Connecting fragments with corridors is a widely used strategy for slowing biodiversity loss within fragmented landscapes. Is this focus on connecting fragments with corridors well guided? Our group’s recent study says yes.

Our results address the latest critique of corridors and habitat fragmentation, Lenore Fahrig’s “habitat amount hypothesis”. It is framed around a half-century old theory that predicts higher diversity in larger and more connected islands (the theory of island biogeography). Fahrig questions whether the theory is relevant to landscapes and whether effects of habitat configurations (patch size, patch connectivity) can be distinguished from effects of habitat loss.

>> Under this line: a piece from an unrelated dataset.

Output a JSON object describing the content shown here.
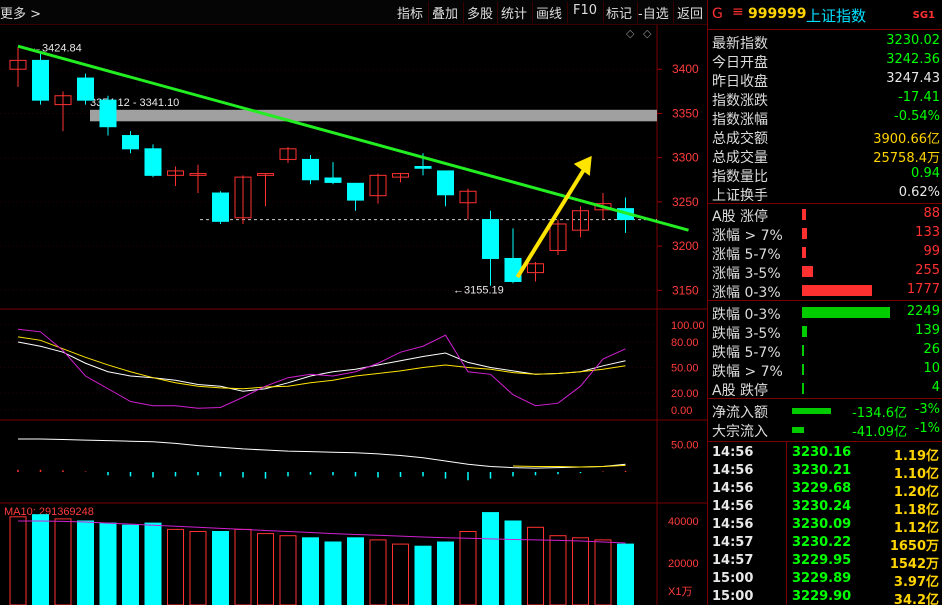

If the hypothesis is supported, then fragmentation could be ignored and the sole focus of conservation efforts should be preventing habitat loss. Habitat connectivity, including the use of corridors, could then be ignored. This would be a significant concern for conservation projects focused on improving connectivity (e.g. Yellowstone to Yukon initiative).

Given the importance of this issue, we decided to test the habitat amount hypothesis with controlled experiments. Our new study shows that corridors do increase biodiversity, over and above habitat amount.

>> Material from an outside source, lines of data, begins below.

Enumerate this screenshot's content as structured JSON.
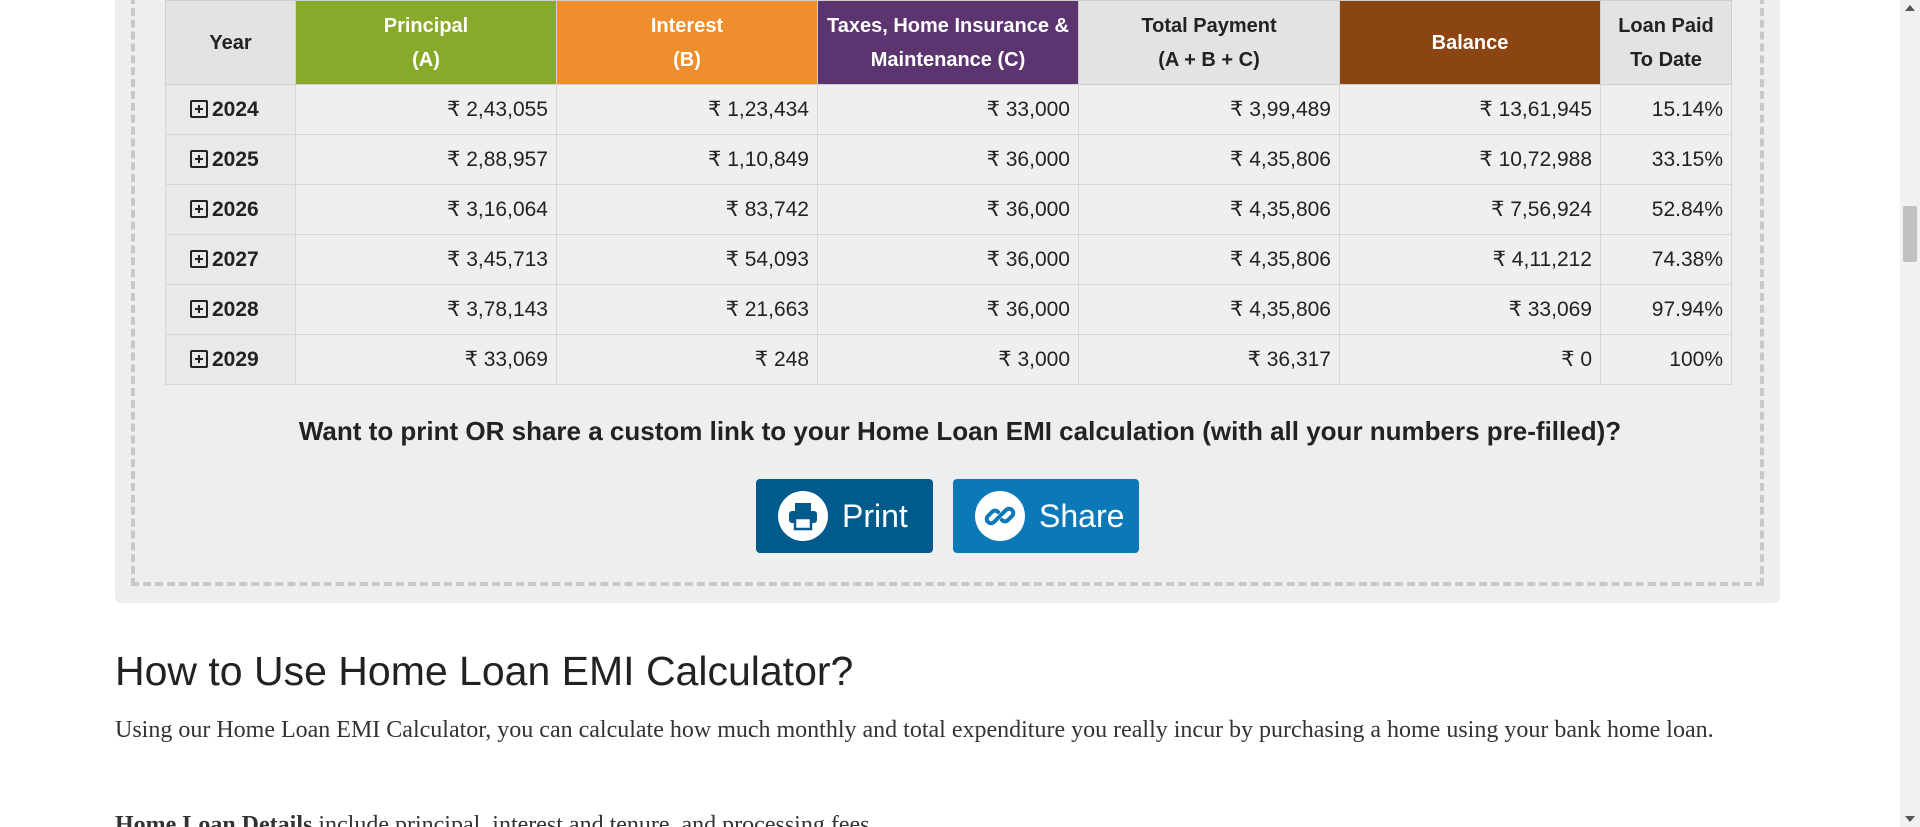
{
  "table": {
    "headers": {
      "year": {
        "l1": "Year",
        "l2": ""
      },
      "principal": {
        "l1": "Principal",
        "l2": "(A)"
      },
      "interest": {
        "l1": "Interest",
        "l2": "(B)"
      },
      "taxes": {
        "l1": "Taxes, Home Insurance &",
        "l2": "Maintenance (C)"
      },
      "total": {
        "l1": "Total Payment",
        "l2": "(A + B + C)"
      },
      "balance": {
        "l1": "Balance",
        "l2": ""
      },
      "paid": {
        "l1": "Loan Paid",
        "l2": "To Date"
      }
    },
    "rows": [
      {
        "year": "2024",
        "principal": "₹ 2,43,055",
        "interest": "₹ 1,23,434",
        "taxes": "₹ 33,000",
        "total": "₹ 3,99,489",
        "balance": "₹ 13,61,945",
        "paid": "15.14%"
      },
      {
        "year": "2025",
        "principal": "₹ 2,88,957",
        "interest": "₹ 1,10,849",
        "taxes": "₹ 36,000",
        "total": "₹ 4,35,806",
        "balance": "₹ 10,72,988",
        "paid": "33.15%"
      },
      {
        "year": "2026",
        "principal": "₹ 3,16,064",
        "interest": "₹ 83,742",
        "taxes": "₹ 36,000",
        "total": "₹ 4,35,806",
        "balance": "₹ 7,56,924",
        "paid": "52.84%"
      },
      {
        "year": "2027",
        "principal": "₹ 3,45,713",
        "interest": "₹ 54,093",
        "taxes": "₹ 36,000",
        "total": "₹ 4,35,806",
        "balance": "₹ 4,11,212",
        "paid": "74.38%"
      },
      {
        "year": "2028",
        "principal": "₹ 3,78,143",
        "interest": "₹ 21,663",
        "taxes": "₹ 36,000",
        "total": "₹ 4,35,806",
        "balance": "₹ 33,069",
        "paid": "97.94%"
      },
      {
        "year": "2029",
        "principal": "₹ 33,069",
        "interest": "₹ 248",
        "taxes": "₹ 3,000",
        "total": "₹ 36,317",
        "balance": "₹ 0",
        "paid": "100%"
      }
    ]
  },
  "share_prompt": "Want to print OR share a custom link to your Home Loan EMI calculation (with all your numbers pre-filled)?",
  "buttons": {
    "print": {
      "label": "Print",
      "icon": "printer-icon"
    },
    "share": {
      "label": "Share",
      "icon": "link-icon"
    }
  },
  "article": {
    "heading": "How to Use Home Loan EMI Calculator?",
    "intro": "Using our Home Loan EMI Calculator, you can calculate how much monthly and total expenditure you really incur by purchasing a home using your bank home loan.",
    "cutoff_bold": "Home Loan Details",
    "cutoff_rest": " include principal, interest and tenure, and processing fees."
  },
  "colors": {
    "principal": "#88aa2b",
    "interest": "#ee8e2d",
    "taxes": "#5c3470",
    "balance": "#8b4513",
    "print_button": "#005a8c",
    "share_button": "#0b79b8"
  }
}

Our results emerged from two different experiments that control the fragmentation and area of habitat. These studies, which have focused separately on plants and on micro-arthropods, have previously shown that corridors increase dispersal, decrease extinction, and increase biodiversity. In our new analysis, we used these same data to ask whether we would observe changes above and beyond that predicted by changes in the amount of habitat. We concluded that in either experiment, 15-50% more species were lost in isolated fragments.

Our greatest surprise was that the effects of corridor removal in reducing biodiversity were nearly identical to the effects of reducing the area of habitat. Habitat loss and fragmentation acted synergistically to have the greatest impact on species numbers. A second surprise was that after one and a half decades of study in one experiment, habitat fragmentation continues to reduce plant diversity every year. It is unclear how long this loss will continue into the future.

It is reassuring when experimental science supports theoretical predictions. Yet, a singular focus on biodiversity can become a distraction. By isolating habitats and creating edges, fragmentation degrades many aspects of ecological systems, including ecosystem processes and service, and these effects should not be ignored.  Science and conservation must now move to a new plain, with a focus on the synergies that arise when we conserve larger and more connected areas.


Fahrig, L. 2013. Rethinking patch size and isolation effects: the habitat amount hypothesis. Journal of Biogeography 40(9): 1649-1663.

Haddad, N. M., A. Gonzalez, L. A. Brudvig, M. A. Burt, D. J. Levey, and E. I. Damschen. 2017. Experimental evidence does not support the Habitat Amount Hypothesis. Ecography 40(1): 48-55.

Haddad, Nick M., et al. 2015. Habitat fragmentation and its lasting impact on Earth’s ecosystems. Science Advances 1.2: e1500052.

MacArthur, R. H., & Wilson, E. O. 2015. Theory of Island Biogeography.(MPB-1) (Vol. 1). Princeton University Press.

2017-03-22T10:03:57-04:00 February 21st, 2017|

About the Author:

Nick Haddad
Dr. Nick Haddad is Senior Terrestrial Ecologist in the Department of Integrative Biology at Michigan State University and Kellogg Biological Station. For more than 20 years, he has been studying how plants and animals use corridors. He has worked in the largest and longest-running corridor experiment, the Savannah River Site Corridor Project, and he has studied natural corridors used by rare butterflies. His latest book, The Last Butterflies, is currently available from Princeton University Press.